With Seth Rogen, Rose Byrne, Zac Efron, Christopher Mintz-Plasse, Lisa Kudrow. Directed by Nicholas Stoller. Written by Andrew J. Cohen & Brendan O’Brien. Rated R for pervasive language, strong crude and sexual content, graphic nudity, and drug use throughout. 96 minutes.
In reviewing NEIGHBORS, it’s important to point out that the role of the film critic is not to validate box office success or the opinion of the reader. If you disagree with the opinion of the critic but get enough information to decide whether the film is right for you, the review works. If the review praises a movie that flops, or slams a movie that’s a hit, that does not make the review “wrong” or the critic “unprofessional.” It means his or her taste doesn’t follow the herd on that particular film.
So, let’s note that “Neighbors” is probably going to be a huge hit on the order of “The Hangover” and “The Heat” and, like those films, it is a moronic comedy pitched to the lowest possible denominator. No thought was given to anything beyond the initial premise. After that it’s all sex, drugs, and people acting like idiots.
The premise is a variation of an oft-told story: Mac and Kelly Radner (Seth Rogen, Rose Byrne) have put all their money into a lovely home in a suburban neighborhood which they are enjoying with their new baby. Then, the vacant house next door is acquired by a college fraternity whose leader, Teddy Sanders (Zac Efron), wants to make his mark by hosting one of the greatest parties in the frat’s history.
If you can see what the obvious conflict is going to be you can also see how improbable it is, but the story is only getting underway. Mac and Kelly are concerned about noise and partying until all hours and so they go over to welcome the college kids, trying to show they’re “cool” and therefore it would be nice if the frat respected the neighborhood. Why they even drink and get high with them. The one thing Teddy asks is that if there’s a problem, they deal with it as neighbors and don’t involve the police.

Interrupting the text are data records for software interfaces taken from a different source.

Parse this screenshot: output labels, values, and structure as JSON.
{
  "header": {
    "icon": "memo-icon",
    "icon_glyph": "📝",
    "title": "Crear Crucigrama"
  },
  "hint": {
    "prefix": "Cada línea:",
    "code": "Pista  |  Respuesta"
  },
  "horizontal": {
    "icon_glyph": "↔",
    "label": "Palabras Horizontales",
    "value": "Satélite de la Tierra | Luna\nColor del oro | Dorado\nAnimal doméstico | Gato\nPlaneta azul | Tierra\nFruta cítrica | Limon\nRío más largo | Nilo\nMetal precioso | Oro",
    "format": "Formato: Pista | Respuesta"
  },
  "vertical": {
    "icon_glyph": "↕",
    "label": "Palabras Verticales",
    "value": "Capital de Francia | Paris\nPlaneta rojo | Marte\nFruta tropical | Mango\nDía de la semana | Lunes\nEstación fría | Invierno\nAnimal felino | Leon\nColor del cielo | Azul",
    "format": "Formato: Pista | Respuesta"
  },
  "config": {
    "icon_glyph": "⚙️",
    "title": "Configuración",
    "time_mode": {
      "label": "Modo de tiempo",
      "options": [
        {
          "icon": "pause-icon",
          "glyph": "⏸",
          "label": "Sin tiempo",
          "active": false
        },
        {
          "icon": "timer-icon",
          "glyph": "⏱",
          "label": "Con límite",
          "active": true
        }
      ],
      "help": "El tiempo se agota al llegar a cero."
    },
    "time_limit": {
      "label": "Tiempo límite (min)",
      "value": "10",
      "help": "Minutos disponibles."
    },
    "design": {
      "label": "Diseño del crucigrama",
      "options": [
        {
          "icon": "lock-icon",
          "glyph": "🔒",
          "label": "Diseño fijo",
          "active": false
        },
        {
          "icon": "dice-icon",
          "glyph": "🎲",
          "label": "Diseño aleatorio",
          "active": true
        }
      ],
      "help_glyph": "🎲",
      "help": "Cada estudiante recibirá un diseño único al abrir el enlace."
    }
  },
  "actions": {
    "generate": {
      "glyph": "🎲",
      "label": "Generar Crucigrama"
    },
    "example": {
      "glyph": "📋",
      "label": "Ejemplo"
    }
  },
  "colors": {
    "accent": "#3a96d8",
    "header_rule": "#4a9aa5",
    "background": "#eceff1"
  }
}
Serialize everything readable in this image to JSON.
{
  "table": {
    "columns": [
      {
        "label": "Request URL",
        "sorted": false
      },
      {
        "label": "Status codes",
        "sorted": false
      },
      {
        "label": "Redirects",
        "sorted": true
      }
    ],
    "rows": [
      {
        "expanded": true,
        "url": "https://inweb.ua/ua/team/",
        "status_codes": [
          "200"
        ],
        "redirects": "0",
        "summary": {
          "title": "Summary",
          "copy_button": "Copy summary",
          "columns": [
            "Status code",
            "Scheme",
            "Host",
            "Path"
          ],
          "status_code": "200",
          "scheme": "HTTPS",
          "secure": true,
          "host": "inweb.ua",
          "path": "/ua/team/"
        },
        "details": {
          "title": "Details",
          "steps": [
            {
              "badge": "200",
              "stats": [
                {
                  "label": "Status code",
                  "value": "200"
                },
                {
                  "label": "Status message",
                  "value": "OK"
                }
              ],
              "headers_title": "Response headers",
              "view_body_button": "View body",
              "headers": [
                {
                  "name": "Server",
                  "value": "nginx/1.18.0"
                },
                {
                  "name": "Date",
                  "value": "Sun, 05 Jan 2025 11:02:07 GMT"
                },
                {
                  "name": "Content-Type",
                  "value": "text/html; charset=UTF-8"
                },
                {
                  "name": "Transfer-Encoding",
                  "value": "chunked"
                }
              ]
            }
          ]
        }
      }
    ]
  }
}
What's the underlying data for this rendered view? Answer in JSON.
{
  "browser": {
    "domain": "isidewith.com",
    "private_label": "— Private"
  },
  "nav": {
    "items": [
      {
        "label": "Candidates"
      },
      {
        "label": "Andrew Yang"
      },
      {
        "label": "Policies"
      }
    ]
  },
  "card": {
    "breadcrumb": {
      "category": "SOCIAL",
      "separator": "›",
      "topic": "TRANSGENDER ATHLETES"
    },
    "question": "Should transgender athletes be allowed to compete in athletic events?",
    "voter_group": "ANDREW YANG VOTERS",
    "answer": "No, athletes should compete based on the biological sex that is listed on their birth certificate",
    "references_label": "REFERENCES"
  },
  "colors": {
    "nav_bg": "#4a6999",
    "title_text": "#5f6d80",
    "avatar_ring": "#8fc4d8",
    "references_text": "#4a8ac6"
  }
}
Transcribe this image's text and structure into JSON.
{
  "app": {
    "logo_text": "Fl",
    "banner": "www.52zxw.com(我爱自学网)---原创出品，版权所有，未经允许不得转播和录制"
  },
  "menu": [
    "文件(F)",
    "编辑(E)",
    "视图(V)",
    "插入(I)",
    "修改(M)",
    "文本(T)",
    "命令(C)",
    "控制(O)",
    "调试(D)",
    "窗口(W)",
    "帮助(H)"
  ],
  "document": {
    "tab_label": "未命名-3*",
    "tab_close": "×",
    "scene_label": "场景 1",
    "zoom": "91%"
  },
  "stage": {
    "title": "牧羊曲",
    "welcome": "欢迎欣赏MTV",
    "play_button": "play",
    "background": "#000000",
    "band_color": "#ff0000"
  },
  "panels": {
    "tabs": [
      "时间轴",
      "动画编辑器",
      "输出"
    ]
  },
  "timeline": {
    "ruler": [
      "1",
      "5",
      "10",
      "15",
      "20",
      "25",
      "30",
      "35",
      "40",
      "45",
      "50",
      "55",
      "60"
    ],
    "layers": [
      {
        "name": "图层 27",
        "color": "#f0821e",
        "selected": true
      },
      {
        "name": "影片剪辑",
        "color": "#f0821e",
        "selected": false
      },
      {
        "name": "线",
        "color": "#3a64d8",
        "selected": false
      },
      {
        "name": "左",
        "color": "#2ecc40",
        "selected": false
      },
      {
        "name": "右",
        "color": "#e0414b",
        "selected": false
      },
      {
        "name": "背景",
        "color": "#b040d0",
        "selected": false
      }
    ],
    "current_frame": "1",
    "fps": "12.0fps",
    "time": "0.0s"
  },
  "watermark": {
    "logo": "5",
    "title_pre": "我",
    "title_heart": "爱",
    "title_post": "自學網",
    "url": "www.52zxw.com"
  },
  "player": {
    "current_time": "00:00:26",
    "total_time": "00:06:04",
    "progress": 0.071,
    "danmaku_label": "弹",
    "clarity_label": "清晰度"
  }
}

You can see what’s coming a mile off, from the police telling the frat just who made the complaining call to the dean of the school (Lisa Kudrow) being somewhat blasé about the problem, to the tit-for-tat fighting that goes on between the frat and the Radners. What you have to pretend not to see is that no one else in the neighborhood has a problem with them, even when they have an outdoor party where they sell life casts of the member’s members.
If you find this sort of thing funny–and apparently there are many who do–then you’ll no doubt have a good time. There are people who laugh at someone slipping on a banana peel, too. That doesn’t mean that’s brilliant comedy either. Efron and Rogen give their all to playing the adversaries, and one wishes they had better material to work with instead of being a poor imitation of the classic frat comedy “Animal House.” There’s some subtext about Rogen’s character being jealous of the frat boys who have the “freedom” he now lacks as a supposedly responsible homeowner and father, but it doesn’t go very far.
Instead the message of “Neighbors” seems to be to get stoned, get drunk, get laid, and try not to worry about it until you’re about to graduate, because life then becomes miserable. Apparently after that the only fun you get to have is watching movies telling you what you’re missing.•••
Daniel M. Kimmel is a veteran movie critic and author of a host of film-related books. His most recent book is Shh! It’s a Secret: a novel about Aliens, Hollywood and the Bartender’s Guide. He lives in Somerville, Massachusetts.